    What I’d like to know is whether the Fed has been creating reserves at the banks, reserves that the banks have then converted into government bonds (USTs) and sold back to the Fed during QE2? In other words, is this another circular trade (like we see in the Sanders report) whose only purpose is to funnel more money to the banks?

    And–if that’s NOT the case– then where did the banks come up with $600 billion in US Treasuries that they just sold to the Fed? After all, in testimony before the Financial Crisis Inquiry Commission (FCIC), Bernanke admitted that 12 of the 13 biggest banks in the country were underwater after Lehman Brothers defaulted. If that’s true, then where did they get the $600 billion in Treasuries?

    It’s not a question of whether the Fed has been abusing its power. It’s just a matter of “how much”



    you’re barking up the wrong tree. the fed’s policy tool is the bank’s cost of funds. tsy secs yielded more because of their longer maturities and therefore owning them involved interest rate risk- the risk that the fed would hike the cost of funds. and the 600 billion could have come from anywhere.

    I’m the fed’s harshest critic, as posted elsewhere on this website. Unfortunately most all other criticisms are wrong, and easily dismissed by the fed and others.


Leave a Reply

Your email address will not be published. Required fields are marked *

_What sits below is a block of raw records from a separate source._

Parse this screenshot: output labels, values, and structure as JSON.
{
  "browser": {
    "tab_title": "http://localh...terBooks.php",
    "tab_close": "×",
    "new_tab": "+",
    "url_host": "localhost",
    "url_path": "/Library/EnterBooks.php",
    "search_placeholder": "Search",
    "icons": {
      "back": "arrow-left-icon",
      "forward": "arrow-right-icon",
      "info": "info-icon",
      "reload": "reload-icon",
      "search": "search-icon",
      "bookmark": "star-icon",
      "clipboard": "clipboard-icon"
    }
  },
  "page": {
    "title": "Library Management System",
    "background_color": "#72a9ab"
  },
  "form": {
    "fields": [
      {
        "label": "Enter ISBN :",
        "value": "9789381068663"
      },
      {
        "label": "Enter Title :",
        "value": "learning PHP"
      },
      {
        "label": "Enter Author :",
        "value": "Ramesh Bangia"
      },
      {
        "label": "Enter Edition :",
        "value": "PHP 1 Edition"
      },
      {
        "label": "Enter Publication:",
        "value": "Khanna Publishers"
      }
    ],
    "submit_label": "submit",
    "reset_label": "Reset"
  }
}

You may use these HTML tags and attributes: <a href="" title=""> <abbr title=""> <acronym title=""> <b> <blockquote cite=""> <cite> <code> <del datetime=""> <em> <i> <q cite=""> <strike> <strong>